Govt lacks health plans for foreign tourists

"Tourists may come with diseases like Middle East respiratory syndrome, coronavirus and Ebola" 

Kathmandu, January 1

The government lacks immediate plan to address health issues of tourists visiting the country in 2020. It also doesn’t seem to be concerned about diseases the tourists might bring in with them.

The Ministry of Health and Population has been discussing measures to help the tourists visiting the country. “We are holding discussion on how to make tourists’ stay in Nepal safer and healthier. We are discussing to make focal units for emergencies. Also talks have been held on establishing units at hospitals to help tourists seeking medical help,” said Dr Bikash Devkota division chief, Policy Planning and Monitoring Division at MoHP. Tourists can encounter several health problems during their stay in the country. As there is a geographical variation in the country many tourists are likely to suffer from altitude sickness.
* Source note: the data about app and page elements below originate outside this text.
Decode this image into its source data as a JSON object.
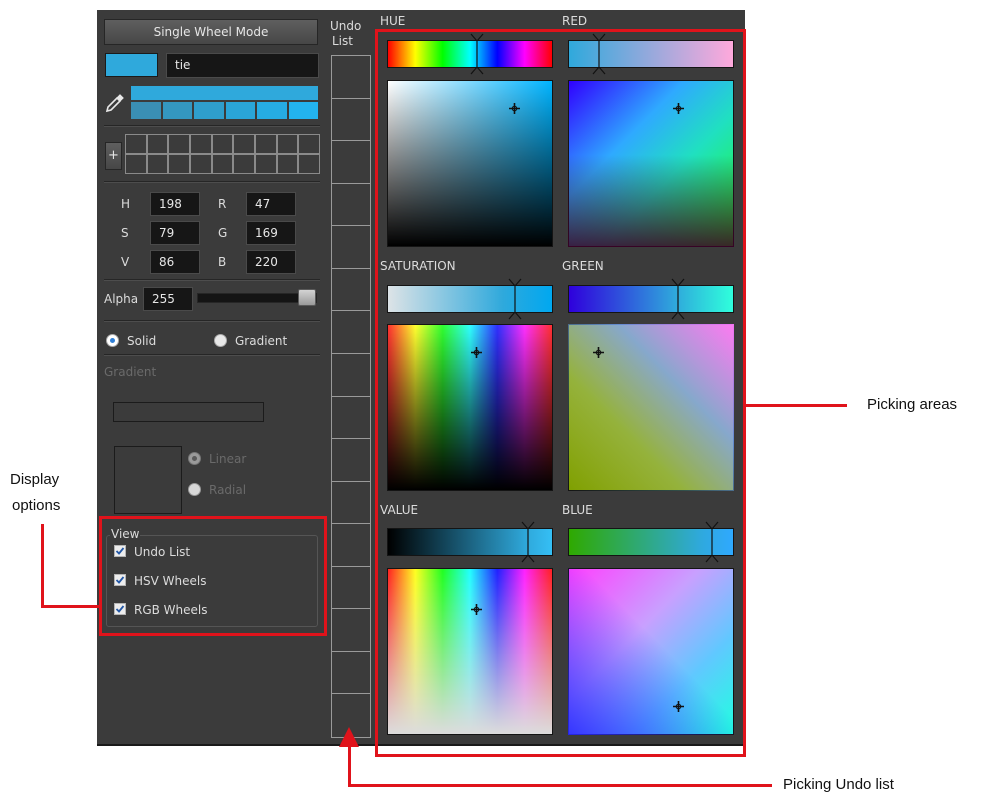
{
  "left_panel": {
    "mode_button": "Single Wheel Mode",
    "color_name": "tie",
    "current_color": "#2fa9dc",
    "hsv": {
      "h_label": "H",
      "h": "198",
      "s_label": "S",
      "s": "79",
      "v_label": "V",
      "v": "86"
    },
    "rgb": {
      "r_label": "R",
      "r": "47",
      "g_label": "G",
      "g": "169",
      "b_label": "B",
      "b": "220"
    },
    "alpha_label": "Alpha",
    "alpha_value": "255",
    "alpha_slider_fraction": 1.0,
    "fill_solid_label": "Solid",
    "fill_gradient_label": "Gradient",
    "gradient_section_label": "Gradient",
    "gradient_linear_label": "Linear",
    "gradient_radial_label": "Radial",
    "view_group_label": "View",
    "view_options": [
      {
        "label": "Undo List",
        "checked": true
      },
      {
        "label": "HSV Wheels",
        "checked": true
      },
      {
        "label": "RGB Wheels",
        "checked": true
      }
    ]
  },
  "undo_list": {
    "label_line1": "Undo",
    "label_line2": "List",
    "slot_count": 16
  },
  "picking": {
    "hue_label": "HUE",
    "saturation_label": "SATURATION",
    "value_label": "VALUE",
    "red_label": "RED",
    "green_label": "GREEN",
    "blue_label": "BLUE"
  },
  "annotations": {
    "picking_areas": "Picking areas",
    "display_options_line1": "Display",
    "display_options_line2": "options",
    "picking_undo_list": "Picking Undo list",
    "highlight_color": "#e0131b"
  }
}
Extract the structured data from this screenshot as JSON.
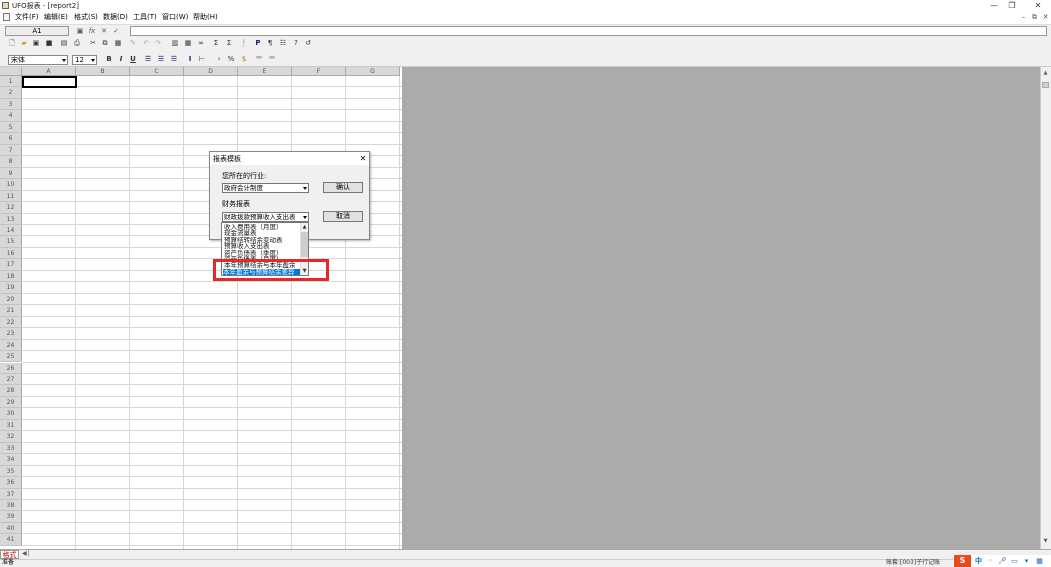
{
  "window": {
    "title": "UFO报表 - [report2]",
    "controls": [
      "—",
      "❐",
      "✕"
    ]
  },
  "menu": {
    "items": [
      "文件(F)",
      "编辑(E)",
      "格式(S)",
      "数据(D)",
      "工具(T)",
      "窗口(W)",
      "帮助(H)"
    ],
    "mdi_controls": [
      "–",
      "⧉",
      "✕"
    ]
  },
  "formula_bar": {
    "cell_ref": "A1",
    "fx_symbols": [
      "▣",
      "fx",
      "✕",
      "✓"
    ],
    "value": ""
  },
  "toolbar1": {
    "icons": [
      "new-icon",
      "open-icon",
      "save-icon",
      "save-all-icon",
      "print-preview-icon",
      "print-icon",
      "cut-icon",
      "copy-icon",
      "paste-icon",
      "format-painter-icon",
      "undo-icon",
      "redo-icon",
      "insert-row-icon",
      "insert-col-icon",
      "binoculars-icon",
      "sum-icon",
      "formula-icon",
      "function-icon",
      "p-icon",
      "page-icon",
      "chart-icon",
      "help-icon",
      "back-icon"
    ]
  },
  "toolbar2": {
    "font": "宋体",
    "size": "12",
    "format_buttons": [
      "B",
      "I",
      "U"
    ],
    "align_icons": [
      "align-left-icon",
      "align-center-icon",
      "align-right-icon",
      "vertical-align-icon",
      "horizontal-fit-icon",
      "arrow-icon",
      "percent-icon",
      "currency-icon",
      "number-format-icon",
      "decimal-icon"
    ]
  },
  "sheet": {
    "columns": [
      "A",
      "B",
      "C",
      "D",
      "E",
      "F",
      "G"
    ],
    "rows": [
      "1",
      "2",
      "3",
      "4",
      "5",
      "6",
      "7",
      "8",
      "9",
      "10",
      "11",
      "12",
      "13",
      "14",
      "15",
      "16",
      "17",
      "18",
      "19",
      "20",
      "21",
      "22",
      "23",
      "24",
      "25",
      "26",
      "27",
      "28",
      "29",
      "30",
      "31",
      "32",
      "33",
      "34",
      "35",
      "36",
      "37",
      "38",
      "39",
      "40",
      "41"
    ],
    "active_cell": "A1"
  },
  "dialog": {
    "title": "报表模板",
    "industry_label": "您所在的行业:",
    "industry_value": "政府会计制度",
    "report_label": "财务报表",
    "report_value": "财政拨款预算收入支出表",
    "ok": "确认",
    "cancel": "取消",
    "report_list": [
      "收入费用表（月度）",
      "现金流量表",
      "预算结转结余变动表",
      "预算收入支出表",
      "资产负债表（季度）",
      "资产负债表（月度）",
      "本年预算结余与本年盈余",
      "本年盈余与预算结余差异"
    ],
    "selected_index": 7
  },
  "sheet_tab": "格式",
  "status": {
    "left": "准备",
    "right": "账套:[003]子行记账"
  },
  "ime": {
    "logo": "S",
    "label": "中"
  },
  "colors": {
    "highlight": "#e32a2a",
    "gray_area": "#ababab",
    "selection": "#0078d7",
    "sheet_tab_text": "#cc0000"
  }
}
“Tourists can even suffer from altitude sickness in places like Nagarkot. Therefore, the government needs to provide them with information of altitude sickness at the immigration counters upon their arrival,” said Dr Baburam Marasini, former director of Epidemiology and Disease Control Division.

Also tourists are likely to suffer from food and water borne diseases in Nepal.

“When people consume contaminated food and water they will suffer from diarrhoea and other similar diseases. There should be a provision of quality food and water for all. There is also high risk for the tourists to suffer from injuries. Proper health service should be provided for the tourists immediately, when they fall sick,” added Dr Marasini.

When a large number of tourists visits the country there are high chances that they may also bring in diseases of various kinds. There should be proper screening of the tourists at the health desks of the immigration counters,” said Dr Marasini. “Tourists may bring with them Middle East respiratory syndrome, coronavirus and Ebola.

“After February there is risk of influenza in the country.

Therefore the government should be aware of all these aspects,” added Dr Marasini. Risk of water and food borne illnesses increase with rise in temperature which usually begins in March-April.

The government should make plans to prevent communicable diseases, according to Dr Marasini. Proper screening of the tourists should be done at the immigration. “The ministry has made plans to make the health desk at the immigration well equipped and we are planning to screen suspected travellers,” said Dr Devkota.

It will take at least one more month to come up with concrete health plans for the visitors, according a source at the ministry.